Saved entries
+ + + +
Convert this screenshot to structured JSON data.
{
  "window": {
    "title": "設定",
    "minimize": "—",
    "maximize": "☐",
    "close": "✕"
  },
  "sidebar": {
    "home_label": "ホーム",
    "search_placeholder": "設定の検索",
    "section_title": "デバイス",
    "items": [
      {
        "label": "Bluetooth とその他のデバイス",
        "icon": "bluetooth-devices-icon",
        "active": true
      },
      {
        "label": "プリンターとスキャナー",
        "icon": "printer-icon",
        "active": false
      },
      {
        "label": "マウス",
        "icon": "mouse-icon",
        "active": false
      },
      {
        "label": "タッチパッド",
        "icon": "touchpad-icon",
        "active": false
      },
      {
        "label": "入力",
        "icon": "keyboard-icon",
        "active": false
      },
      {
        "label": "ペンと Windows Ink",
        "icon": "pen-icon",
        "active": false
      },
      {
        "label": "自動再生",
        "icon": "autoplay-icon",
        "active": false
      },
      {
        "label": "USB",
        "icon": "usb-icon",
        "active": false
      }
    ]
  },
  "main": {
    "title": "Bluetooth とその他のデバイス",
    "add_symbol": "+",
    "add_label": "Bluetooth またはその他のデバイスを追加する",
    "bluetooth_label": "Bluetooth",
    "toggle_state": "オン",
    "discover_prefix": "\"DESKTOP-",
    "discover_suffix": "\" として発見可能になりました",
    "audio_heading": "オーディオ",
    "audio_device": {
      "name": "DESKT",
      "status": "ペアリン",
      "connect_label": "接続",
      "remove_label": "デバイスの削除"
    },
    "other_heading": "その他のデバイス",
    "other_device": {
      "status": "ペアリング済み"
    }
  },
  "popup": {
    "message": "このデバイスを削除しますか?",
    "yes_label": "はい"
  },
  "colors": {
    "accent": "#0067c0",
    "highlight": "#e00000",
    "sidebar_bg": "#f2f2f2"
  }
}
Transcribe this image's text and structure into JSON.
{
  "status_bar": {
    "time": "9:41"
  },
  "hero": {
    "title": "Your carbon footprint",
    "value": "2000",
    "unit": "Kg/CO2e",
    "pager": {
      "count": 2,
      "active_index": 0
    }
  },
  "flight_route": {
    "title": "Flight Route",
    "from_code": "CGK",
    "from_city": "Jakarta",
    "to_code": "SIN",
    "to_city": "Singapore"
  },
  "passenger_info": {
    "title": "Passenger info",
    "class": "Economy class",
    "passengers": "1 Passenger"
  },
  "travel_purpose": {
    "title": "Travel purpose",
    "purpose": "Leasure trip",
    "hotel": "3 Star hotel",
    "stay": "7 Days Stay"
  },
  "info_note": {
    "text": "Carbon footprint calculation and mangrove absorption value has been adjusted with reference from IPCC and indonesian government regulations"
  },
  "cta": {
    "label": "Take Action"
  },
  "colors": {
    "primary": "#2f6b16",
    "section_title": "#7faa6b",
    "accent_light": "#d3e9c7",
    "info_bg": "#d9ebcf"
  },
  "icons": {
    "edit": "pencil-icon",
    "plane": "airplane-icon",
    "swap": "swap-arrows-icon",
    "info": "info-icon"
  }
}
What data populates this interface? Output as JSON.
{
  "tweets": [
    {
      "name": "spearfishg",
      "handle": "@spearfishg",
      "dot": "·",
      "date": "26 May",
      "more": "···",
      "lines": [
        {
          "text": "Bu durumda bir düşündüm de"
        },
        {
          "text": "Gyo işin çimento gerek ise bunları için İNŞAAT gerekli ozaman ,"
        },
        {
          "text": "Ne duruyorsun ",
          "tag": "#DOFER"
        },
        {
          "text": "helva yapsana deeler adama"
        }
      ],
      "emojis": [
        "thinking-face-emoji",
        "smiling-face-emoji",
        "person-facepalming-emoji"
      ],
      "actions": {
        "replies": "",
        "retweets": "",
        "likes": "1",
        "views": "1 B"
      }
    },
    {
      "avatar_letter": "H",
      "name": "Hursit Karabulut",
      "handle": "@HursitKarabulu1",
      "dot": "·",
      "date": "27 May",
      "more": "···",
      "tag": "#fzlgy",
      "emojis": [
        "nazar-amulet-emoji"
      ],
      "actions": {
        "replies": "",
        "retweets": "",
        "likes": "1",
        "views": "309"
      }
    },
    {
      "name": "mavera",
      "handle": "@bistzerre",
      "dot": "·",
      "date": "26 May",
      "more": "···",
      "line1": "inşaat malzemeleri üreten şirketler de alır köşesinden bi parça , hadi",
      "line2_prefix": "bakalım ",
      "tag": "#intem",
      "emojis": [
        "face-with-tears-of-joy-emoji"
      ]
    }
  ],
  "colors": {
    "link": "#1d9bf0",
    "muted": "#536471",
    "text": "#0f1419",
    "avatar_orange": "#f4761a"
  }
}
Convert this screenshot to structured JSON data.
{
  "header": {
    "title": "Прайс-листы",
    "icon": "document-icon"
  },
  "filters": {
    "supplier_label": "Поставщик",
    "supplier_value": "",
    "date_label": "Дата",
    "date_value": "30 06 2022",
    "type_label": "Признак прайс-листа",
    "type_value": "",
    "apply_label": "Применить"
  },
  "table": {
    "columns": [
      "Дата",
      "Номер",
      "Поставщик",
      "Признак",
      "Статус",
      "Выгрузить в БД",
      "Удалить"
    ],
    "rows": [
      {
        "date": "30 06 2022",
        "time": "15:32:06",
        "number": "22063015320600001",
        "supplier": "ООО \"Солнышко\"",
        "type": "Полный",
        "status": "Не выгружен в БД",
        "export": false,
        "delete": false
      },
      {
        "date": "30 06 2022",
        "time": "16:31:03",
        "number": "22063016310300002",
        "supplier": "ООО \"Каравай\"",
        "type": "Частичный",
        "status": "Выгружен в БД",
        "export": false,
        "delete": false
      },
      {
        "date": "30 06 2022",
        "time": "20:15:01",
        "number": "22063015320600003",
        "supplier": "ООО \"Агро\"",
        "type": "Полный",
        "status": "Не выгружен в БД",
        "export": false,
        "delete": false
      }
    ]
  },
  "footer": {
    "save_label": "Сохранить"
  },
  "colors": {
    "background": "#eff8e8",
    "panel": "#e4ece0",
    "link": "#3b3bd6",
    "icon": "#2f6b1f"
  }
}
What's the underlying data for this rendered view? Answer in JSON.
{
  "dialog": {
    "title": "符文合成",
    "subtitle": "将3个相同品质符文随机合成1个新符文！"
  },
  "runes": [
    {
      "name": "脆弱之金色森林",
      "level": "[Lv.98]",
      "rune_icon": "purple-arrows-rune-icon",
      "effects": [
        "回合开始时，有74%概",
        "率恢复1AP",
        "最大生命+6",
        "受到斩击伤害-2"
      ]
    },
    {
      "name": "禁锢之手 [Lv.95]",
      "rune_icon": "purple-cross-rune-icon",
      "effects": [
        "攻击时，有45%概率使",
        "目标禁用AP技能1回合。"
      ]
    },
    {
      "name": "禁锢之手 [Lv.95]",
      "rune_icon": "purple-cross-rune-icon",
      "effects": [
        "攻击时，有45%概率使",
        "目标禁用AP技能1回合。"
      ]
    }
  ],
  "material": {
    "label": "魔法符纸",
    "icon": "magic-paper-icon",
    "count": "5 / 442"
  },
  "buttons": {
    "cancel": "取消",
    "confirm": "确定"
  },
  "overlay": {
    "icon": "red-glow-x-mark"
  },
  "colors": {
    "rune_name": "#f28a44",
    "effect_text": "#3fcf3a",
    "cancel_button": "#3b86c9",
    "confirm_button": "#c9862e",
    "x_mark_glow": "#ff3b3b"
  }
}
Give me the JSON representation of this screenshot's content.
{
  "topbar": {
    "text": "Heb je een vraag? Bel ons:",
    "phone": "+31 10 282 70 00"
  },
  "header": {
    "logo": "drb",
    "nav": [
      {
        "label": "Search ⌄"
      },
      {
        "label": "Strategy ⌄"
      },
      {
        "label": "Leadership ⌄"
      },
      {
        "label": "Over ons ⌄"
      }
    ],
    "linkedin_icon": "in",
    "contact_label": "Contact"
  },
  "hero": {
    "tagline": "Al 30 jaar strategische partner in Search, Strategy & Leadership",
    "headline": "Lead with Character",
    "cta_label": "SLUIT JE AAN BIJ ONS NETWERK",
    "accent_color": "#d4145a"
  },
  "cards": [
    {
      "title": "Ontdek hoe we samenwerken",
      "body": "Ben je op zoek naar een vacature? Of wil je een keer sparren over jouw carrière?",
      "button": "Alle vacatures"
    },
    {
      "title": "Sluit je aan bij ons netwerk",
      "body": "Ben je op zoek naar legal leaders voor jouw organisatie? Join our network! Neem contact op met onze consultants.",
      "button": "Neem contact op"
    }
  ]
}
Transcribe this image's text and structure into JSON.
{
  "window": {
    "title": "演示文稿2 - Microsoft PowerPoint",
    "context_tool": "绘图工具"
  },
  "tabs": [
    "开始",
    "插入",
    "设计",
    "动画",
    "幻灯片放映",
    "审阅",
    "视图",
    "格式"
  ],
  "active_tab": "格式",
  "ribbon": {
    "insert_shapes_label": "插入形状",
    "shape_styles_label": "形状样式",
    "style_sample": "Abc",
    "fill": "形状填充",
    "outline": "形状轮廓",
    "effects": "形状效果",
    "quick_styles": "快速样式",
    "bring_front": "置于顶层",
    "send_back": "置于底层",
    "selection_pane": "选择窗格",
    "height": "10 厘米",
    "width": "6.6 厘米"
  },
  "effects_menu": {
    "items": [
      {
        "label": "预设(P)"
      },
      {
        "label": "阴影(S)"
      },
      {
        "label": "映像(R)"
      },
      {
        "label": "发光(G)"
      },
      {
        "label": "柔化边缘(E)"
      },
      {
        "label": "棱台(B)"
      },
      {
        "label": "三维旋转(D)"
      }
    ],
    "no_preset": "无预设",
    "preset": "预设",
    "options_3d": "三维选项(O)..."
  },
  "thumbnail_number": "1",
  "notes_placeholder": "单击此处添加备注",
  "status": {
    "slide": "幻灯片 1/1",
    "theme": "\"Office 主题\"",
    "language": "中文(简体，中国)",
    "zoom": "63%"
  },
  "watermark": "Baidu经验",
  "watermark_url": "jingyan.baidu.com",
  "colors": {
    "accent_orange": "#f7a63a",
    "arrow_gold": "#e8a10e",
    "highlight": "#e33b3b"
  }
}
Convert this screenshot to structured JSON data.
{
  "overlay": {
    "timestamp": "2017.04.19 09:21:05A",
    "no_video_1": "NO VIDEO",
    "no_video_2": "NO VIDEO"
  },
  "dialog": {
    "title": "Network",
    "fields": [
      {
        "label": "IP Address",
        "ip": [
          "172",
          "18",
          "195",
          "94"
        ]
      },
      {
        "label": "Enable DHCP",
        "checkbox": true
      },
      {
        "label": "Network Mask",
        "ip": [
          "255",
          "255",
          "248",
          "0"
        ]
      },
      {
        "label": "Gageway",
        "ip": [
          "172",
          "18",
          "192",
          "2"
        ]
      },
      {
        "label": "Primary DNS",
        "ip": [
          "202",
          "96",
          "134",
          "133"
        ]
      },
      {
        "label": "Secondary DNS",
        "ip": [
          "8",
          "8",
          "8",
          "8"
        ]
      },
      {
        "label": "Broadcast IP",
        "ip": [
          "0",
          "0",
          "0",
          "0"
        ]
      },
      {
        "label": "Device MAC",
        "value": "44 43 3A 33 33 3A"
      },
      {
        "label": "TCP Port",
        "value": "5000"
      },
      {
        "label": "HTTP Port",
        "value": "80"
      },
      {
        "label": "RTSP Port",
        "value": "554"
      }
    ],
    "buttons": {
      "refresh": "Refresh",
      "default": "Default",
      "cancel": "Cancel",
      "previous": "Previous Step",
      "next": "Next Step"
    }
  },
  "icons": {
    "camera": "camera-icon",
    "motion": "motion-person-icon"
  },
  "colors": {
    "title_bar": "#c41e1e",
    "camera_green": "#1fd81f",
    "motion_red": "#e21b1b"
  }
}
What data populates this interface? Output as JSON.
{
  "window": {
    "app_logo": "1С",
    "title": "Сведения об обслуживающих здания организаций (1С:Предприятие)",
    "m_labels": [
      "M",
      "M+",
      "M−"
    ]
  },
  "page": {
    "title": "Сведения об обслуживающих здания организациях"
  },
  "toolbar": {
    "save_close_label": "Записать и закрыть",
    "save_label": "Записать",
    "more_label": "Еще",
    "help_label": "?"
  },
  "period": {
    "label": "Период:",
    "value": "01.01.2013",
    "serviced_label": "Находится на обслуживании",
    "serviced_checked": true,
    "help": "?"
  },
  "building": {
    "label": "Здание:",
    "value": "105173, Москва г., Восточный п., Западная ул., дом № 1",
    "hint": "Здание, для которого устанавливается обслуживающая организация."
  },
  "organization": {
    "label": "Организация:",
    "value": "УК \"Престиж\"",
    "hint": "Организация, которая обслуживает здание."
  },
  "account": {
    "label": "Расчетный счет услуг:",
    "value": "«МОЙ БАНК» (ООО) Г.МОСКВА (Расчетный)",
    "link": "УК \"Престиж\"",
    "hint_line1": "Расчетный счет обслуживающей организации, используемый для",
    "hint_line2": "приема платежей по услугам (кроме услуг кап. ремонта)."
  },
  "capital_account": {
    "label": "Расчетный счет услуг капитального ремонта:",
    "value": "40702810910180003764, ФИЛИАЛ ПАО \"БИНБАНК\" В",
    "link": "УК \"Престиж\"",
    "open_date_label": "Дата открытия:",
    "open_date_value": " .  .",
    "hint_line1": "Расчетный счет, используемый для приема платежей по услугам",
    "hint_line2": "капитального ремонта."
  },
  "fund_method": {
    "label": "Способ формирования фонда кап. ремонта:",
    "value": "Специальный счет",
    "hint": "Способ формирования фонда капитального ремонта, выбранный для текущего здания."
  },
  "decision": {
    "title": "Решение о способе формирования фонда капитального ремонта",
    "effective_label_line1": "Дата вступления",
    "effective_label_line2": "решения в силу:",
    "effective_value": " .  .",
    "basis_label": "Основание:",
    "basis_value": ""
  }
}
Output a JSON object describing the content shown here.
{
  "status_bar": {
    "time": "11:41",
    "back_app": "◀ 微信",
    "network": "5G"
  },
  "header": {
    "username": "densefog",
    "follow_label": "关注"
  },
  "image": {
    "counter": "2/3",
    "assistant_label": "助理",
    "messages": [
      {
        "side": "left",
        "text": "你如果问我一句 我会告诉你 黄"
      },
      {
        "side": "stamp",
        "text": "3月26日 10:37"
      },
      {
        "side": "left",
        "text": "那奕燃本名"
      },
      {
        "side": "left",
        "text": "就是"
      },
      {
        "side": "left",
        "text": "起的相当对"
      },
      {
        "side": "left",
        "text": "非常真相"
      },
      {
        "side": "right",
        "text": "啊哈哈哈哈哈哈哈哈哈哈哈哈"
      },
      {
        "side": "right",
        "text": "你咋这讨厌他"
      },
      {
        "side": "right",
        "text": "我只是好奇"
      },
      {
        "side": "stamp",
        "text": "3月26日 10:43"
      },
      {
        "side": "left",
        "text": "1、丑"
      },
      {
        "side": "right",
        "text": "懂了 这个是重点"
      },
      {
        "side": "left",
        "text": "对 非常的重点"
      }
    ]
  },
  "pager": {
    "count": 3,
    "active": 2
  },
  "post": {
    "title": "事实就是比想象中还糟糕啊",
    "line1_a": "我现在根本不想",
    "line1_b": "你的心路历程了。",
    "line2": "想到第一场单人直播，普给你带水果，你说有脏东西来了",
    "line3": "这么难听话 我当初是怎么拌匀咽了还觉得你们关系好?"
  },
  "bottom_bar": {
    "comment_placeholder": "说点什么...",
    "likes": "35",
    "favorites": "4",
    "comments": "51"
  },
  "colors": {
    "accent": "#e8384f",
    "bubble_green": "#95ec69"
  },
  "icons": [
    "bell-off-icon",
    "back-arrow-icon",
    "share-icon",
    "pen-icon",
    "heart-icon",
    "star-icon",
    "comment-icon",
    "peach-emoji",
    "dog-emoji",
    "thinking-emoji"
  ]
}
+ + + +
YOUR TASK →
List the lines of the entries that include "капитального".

REPLY →
    "label": "Расчетный счет услуг капитального ремонта:",
    "hint_line2": "капитального ремонта."
    "hint": "Способ формирования фонда капитального ремонта, выбранный для текущего здания."
    "title": "Решение о способе формирования фонда капитального ремонта",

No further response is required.